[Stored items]
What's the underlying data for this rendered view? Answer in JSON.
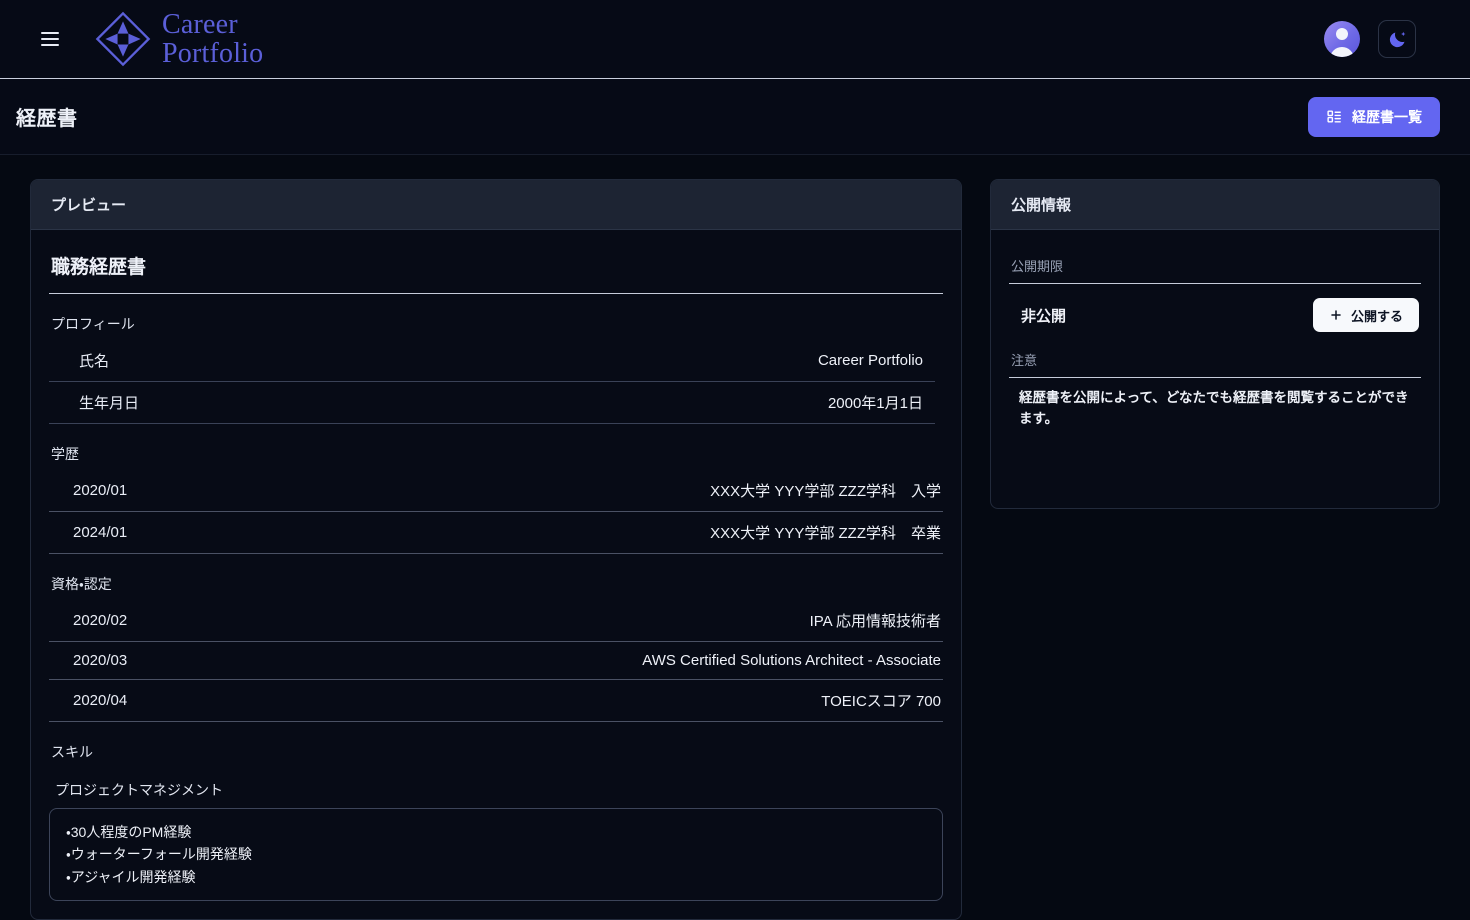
{
  "nav": {
    "menu_icon": "hamburger-icon",
    "brand": {
      "line1": "Career",
      "line2": "Portfolio",
      "logo_icon": "diamond-logo-icon",
      "color": "#5b5fd8"
    },
    "avatar_icon": "user-avatar-icon",
    "theme_toggle_icon": "moon-icon"
  },
  "header": {
    "title": "経歴書",
    "list_button": {
      "label": "経歴書一覧",
      "icon": "view-list-icon",
      "color": "#6366f1"
    }
  },
  "preview": {
    "card_title": "プレビュー",
    "doc_title": "職務経歴書",
    "sections": [
      {
        "label": "プロフィール",
        "rows": [
          {
            "key": "氏名",
            "value": "Career Portfolio"
          },
          {
            "key": "生年月日",
            "value": "2000年1月1日"
          }
        ]
      },
      {
        "label": "学歴",
        "rows": [
          {
            "key": "2020/01",
            "value": "XXX大学 YYY学部 ZZZ学科　入学"
          },
          {
            "key": "2024/01",
            "value": "XXX大学 YYY学部 ZZZ学科　卒業"
          }
        ]
      },
      {
        "label": "資格・認定",
        "rows": [
          {
            "key": "2020/02",
            "value": "IPA 応用情報技術者"
          },
          {
            "key": "2020/03",
            "value": "AWS Certified Solutions Architect - Associate"
          },
          {
            "key": "2020/04",
            "value": "TOEICスコア 700"
          }
        ]
      }
    ],
    "skill_label": "スキル",
    "skill_group": "プロジェクトマネジメント",
    "skill_items": [
      "・30人程度のPM経験",
      "・ウォーターフォール開発経験",
      "・アジャイル開発経験"
    ]
  },
  "publish": {
    "card_title": "公開情報",
    "period_label": "公開期限",
    "status": "非公開",
    "publish_button": {
      "label": "公開する",
      "icon": "plus-icon"
    },
    "notice_label": "注意",
    "notice_text": "経歴書を公開によって、どなたでも経歴書を閲覧することができます。"
  }
}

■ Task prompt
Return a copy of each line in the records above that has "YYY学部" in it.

■ Reply to the exercise
            "value": "XXX大学 YYY学部 ZZZ学科　入学"
            "value": "XXX大学 YYY学部 ZZZ学科　卒業"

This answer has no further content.